In early online publication, scientists at the Broad Institute have used chromatin-state maps to discover 1,600 large intergenic RNAs across four mouse cell types, about 95 percent of which showed strong evolutionary conservation. A functional genomics approach found that they play a range of functions, including for embryonic stem cell pluripotency and cell proliferation.

The recession has spurred an increase in applications to science and engineering doctoral programs, says a news story. UC Berkeley, the University of Michigan, and MIT, the three largest degree grantors in the US, all saw significant increases in applications. Another story looks at two researchers who are battling to keep their labs funded with NIH grant renewals. While stats aren’t in their favor, some think the vetting process works. "We like to bemoan the limited NIH budget, and all of us who feed at the NIH trough see endless benefits to biomedical research, especially our own. But these are taxpayer dollars in hard economic times; it is not an entitlement," says Kathy Hudson, director of the Genetics and Public Policy Center of Johns Hopkins University.

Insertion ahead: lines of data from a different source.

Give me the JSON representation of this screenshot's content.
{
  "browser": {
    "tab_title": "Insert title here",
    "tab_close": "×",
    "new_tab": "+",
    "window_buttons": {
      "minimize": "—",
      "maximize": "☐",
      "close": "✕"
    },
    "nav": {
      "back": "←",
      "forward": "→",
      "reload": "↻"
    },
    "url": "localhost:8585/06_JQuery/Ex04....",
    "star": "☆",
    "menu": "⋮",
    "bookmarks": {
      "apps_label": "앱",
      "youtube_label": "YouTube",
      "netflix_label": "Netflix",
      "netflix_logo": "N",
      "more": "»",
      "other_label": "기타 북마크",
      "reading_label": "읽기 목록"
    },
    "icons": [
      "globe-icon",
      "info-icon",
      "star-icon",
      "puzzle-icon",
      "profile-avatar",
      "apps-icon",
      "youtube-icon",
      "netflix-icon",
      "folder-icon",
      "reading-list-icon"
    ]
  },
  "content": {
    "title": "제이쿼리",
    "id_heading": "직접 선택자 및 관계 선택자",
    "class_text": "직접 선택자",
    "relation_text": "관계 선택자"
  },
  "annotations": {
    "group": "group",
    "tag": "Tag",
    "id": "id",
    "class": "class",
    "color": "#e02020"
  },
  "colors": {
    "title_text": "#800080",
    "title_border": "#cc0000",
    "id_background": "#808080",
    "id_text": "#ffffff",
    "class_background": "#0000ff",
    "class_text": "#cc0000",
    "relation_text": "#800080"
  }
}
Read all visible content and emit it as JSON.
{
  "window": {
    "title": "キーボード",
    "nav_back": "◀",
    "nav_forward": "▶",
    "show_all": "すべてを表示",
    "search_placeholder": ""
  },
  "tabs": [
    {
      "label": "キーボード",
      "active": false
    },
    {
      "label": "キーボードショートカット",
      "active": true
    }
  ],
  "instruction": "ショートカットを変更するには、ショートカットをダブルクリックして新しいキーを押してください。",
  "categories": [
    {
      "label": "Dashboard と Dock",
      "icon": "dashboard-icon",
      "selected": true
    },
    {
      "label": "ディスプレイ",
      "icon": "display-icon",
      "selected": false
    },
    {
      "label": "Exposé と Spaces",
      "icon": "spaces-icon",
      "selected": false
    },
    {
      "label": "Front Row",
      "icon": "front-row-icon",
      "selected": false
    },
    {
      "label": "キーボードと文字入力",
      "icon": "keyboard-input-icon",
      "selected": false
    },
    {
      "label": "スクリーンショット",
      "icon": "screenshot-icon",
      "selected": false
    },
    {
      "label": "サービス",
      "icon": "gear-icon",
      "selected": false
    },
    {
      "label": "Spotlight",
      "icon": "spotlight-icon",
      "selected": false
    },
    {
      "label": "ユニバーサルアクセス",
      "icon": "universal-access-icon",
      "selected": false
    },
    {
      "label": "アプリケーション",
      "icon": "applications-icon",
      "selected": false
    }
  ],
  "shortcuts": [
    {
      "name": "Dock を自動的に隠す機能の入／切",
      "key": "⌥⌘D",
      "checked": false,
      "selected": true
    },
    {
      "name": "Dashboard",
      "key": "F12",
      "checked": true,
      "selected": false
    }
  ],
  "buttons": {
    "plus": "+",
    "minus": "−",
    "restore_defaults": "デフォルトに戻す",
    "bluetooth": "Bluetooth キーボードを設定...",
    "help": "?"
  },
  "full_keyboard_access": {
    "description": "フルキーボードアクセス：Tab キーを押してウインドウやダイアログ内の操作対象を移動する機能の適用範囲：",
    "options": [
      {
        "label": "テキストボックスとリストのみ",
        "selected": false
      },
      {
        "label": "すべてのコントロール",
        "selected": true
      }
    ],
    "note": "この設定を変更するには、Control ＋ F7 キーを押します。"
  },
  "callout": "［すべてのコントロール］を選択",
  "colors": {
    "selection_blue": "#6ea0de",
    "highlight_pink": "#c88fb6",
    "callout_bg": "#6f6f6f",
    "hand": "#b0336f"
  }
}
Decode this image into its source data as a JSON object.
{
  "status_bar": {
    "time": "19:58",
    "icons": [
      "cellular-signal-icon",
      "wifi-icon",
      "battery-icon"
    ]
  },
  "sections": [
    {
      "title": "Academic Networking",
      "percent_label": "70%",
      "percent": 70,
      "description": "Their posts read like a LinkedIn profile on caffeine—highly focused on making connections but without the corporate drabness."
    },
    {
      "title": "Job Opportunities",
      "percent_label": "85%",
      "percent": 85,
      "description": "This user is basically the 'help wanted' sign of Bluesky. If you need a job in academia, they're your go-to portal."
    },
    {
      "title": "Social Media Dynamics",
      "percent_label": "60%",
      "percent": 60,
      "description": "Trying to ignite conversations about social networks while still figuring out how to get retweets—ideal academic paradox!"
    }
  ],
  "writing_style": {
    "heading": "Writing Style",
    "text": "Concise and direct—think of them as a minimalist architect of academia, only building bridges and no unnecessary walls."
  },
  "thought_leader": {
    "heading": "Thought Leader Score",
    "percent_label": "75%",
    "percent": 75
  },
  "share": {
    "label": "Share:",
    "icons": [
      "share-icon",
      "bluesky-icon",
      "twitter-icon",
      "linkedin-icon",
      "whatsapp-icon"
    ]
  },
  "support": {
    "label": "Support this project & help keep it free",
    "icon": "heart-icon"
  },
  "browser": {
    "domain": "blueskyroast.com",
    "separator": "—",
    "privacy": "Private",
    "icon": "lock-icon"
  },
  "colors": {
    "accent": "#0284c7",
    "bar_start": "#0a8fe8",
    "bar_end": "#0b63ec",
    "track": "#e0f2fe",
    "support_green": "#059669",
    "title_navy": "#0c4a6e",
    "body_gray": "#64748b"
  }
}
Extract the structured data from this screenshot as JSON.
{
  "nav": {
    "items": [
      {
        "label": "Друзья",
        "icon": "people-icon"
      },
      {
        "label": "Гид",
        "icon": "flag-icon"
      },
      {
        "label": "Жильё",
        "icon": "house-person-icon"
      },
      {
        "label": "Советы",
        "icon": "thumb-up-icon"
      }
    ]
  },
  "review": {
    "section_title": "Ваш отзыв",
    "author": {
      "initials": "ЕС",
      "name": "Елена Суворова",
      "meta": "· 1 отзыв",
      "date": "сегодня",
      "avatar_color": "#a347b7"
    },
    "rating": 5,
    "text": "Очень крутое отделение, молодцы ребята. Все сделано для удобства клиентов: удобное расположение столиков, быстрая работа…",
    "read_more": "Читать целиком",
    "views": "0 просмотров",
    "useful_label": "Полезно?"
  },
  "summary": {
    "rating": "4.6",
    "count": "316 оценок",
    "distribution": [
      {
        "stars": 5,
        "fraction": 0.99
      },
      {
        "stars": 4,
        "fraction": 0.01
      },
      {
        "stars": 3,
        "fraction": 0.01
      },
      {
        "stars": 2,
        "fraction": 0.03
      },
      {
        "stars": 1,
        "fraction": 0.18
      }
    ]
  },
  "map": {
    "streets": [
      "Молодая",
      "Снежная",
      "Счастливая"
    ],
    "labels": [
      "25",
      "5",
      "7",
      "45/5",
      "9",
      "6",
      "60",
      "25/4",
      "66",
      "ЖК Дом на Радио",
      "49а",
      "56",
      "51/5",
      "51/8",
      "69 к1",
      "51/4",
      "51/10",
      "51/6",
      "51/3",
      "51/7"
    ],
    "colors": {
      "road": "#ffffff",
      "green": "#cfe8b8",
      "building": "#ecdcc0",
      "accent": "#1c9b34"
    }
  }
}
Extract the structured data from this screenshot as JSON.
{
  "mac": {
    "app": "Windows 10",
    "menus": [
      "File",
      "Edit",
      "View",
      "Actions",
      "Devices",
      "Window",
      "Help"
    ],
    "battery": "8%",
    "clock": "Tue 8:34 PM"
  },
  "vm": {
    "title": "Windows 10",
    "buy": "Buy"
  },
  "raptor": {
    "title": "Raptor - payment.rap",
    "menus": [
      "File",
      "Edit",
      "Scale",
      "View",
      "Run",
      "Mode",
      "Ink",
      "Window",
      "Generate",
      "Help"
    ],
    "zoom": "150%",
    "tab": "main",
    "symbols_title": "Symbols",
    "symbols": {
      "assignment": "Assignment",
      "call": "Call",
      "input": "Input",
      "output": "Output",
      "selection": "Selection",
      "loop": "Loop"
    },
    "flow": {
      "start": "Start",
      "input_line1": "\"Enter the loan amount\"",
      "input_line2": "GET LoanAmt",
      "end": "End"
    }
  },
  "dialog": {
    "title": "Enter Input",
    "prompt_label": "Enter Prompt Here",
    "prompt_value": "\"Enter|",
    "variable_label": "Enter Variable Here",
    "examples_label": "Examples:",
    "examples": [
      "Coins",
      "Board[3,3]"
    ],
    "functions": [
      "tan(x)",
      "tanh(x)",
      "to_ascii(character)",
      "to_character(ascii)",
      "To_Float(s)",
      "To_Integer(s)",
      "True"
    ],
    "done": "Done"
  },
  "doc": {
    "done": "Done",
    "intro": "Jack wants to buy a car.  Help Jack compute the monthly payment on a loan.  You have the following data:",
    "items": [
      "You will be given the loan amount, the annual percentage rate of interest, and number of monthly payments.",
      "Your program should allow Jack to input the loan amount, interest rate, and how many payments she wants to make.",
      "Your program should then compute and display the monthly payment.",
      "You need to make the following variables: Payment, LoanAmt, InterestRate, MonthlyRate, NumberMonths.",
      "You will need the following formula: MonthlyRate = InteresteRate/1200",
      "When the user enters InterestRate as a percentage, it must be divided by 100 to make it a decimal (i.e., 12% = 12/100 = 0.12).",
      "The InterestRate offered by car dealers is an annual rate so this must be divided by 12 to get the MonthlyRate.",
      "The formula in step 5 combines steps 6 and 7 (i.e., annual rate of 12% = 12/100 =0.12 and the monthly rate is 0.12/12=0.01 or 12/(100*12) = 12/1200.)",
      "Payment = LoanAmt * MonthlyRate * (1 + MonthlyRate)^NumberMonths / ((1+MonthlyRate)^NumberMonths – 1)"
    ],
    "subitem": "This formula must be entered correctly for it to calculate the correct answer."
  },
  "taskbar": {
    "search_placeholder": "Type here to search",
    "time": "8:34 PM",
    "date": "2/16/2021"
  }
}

Two papers from the same UCSF researchers look at the unfolded protein stress response in the endoplasmic reticulum. In one study, scientists found that when unfolded proteins accumulate in the ER, the transmembrane protein Ire1p, which can form splice isoforms of the messenger RNA for the vital stress-response protein Hac1p, oligomerizes. In the second, they show that on activation, Ire1 molecules form large, interacting clusters, to which unspliced HAC1 mRNA is recruited by means of a key conserved targeting element in the 3' untranslated region. "These ground-breaking studies have created both fertile territory for research into the regulation of mRNA localization and mRNA-mediated signaling,” says a related news story.

Scientists in Japan have showed that GTPase RHEB-1 can extend lifespan in C. elegans. RHEB-1 is required for intermittent fasting-induced longevity, whereas inhibition of RHEB-1 mimics caloric-restriction effects, they say. They also found that most of the up-regulated genes require RHEB-1 function to be induced, and that RHEB-1 and TOR signaling are required for the down-regulation of an insulin-like peptide.